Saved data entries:
▬▬▬▬▬▬▬▬▬▬
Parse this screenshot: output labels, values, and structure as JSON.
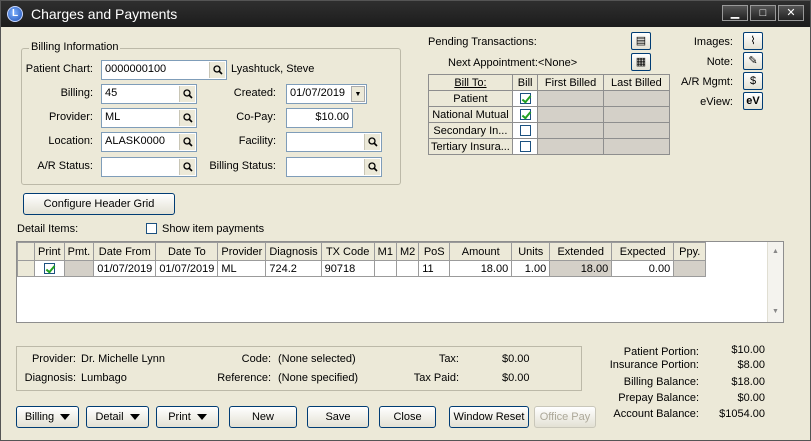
{
  "window": {
    "title": "Charges and Payments",
    "icon_letter": "L",
    "minimize": "▁",
    "maximize": "□",
    "close": "✕"
  },
  "billing_info": {
    "group_title": "Billing Information",
    "patient_chart_label": "Patient Chart:",
    "patient_chart_value": "0000000100",
    "patient_name": "Lyashtuck, Steve",
    "billing_label": "Billing:",
    "billing_value": "45",
    "created_label": "Created:",
    "created_value": "01/07/2019",
    "provider_label": "Provider:",
    "provider_value": "ML",
    "copay_label": "Co-Pay:",
    "copay_value": "$10.00",
    "location_label": "Location:",
    "location_value": "ALASK0000",
    "facility_label": "Facility:",
    "facility_value": "",
    "ar_status_label": "A/R Status:",
    "ar_status_value": "",
    "billing_status_label": "Billing Status:",
    "billing_status_value": ""
  },
  "pending": {
    "pending_label": "Pending Transactions:",
    "next_appt_label": "Next Appointment:",
    "next_appt_value": "<None>"
  },
  "bill_to": {
    "headers": [
      "Bill To:",
      "Bill",
      "First Billed",
      "Last Billed"
    ],
    "rows": [
      {
        "name": "Patient",
        "checked": true
      },
      {
        "name": "National Mutual",
        "checked": true
      },
      {
        "name": "Secondary In...",
        "checked": false
      },
      {
        "name": "Tertiary Insura...",
        "checked": false
      }
    ]
  },
  "side_links": {
    "images": "Images:",
    "note": "Note:",
    "ar_mgmt": "A/R Mgmt:",
    "eview": "eView:"
  },
  "configure_button": "Configure Header Grid",
  "detail_items_label": "Detail Items:",
  "show_item_payments_label": "Show item payments",
  "detail_grid": {
    "headers": [
      "Print",
      "Pmt.",
      "Date From",
      "Date To",
      "Provider",
      "Diagnosis",
      "TX Code",
      "M1",
      "M2",
      "PoS",
      "Amount",
      "Units",
      "Extended",
      "Expected",
      "Ppy."
    ],
    "rows": [
      {
        "print": true,
        "pmt": "",
        "date_from": "01/07/2019",
        "date_to": "01/07/2019",
        "provider": "ML",
        "diagnosis": "724.2",
        "tx_code": "90718",
        "m1": "",
        "m2": "",
        "pos": "11",
        "amount": "18.00",
        "units": "1.00",
        "extended": "18.00",
        "expected": "0.00",
        "ppy": ""
      }
    ]
  },
  "details": {
    "provider_label": "Provider:",
    "provider_value": "Dr. Michelle Lynn",
    "diagnosis_label": "Diagnosis:",
    "diagnosis_value": "Lumbago",
    "code_label": "Code:",
    "code_value": "(None selected)",
    "reference_label": "Reference:",
    "reference_value": "(None specified)",
    "tax_label": "Tax:",
    "tax_value": "$0.00",
    "tax_paid_label": "Tax Paid:",
    "tax_paid_value": "$0.00"
  },
  "summary": {
    "patient_portion_label": "Patient Portion:",
    "patient_portion_value": "$10.00",
    "insurance_portion_label": "Insurance Portion:",
    "insurance_portion_value": "$8.00",
    "billing_balance_label": "Billing Balance:",
    "billing_balance_value": "$18.00",
    "prepay_balance_label": "Prepay Balance:",
    "prepay_balance_value": "$0.00",
    "account_balance_label": "Account Balance:",
    "account_balance_value": "$1054.00"
  },
  "footer": {
    "billing": "Billing",
    "detail": "Detail",
    "print": "Print",
    "new": "New",
    "save": "Save",
    "close": "Close",
    "window_reset": "Window Reset",
    "office_pay": "Office Pay"
  }
}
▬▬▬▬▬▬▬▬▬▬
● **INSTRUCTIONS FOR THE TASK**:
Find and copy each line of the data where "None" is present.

● **SOLUTION TO THE EXERCISE**:
    "next_appt_value": "<None>"
    "code_value": "(None selected)",
    "reference_value": "(None specified)",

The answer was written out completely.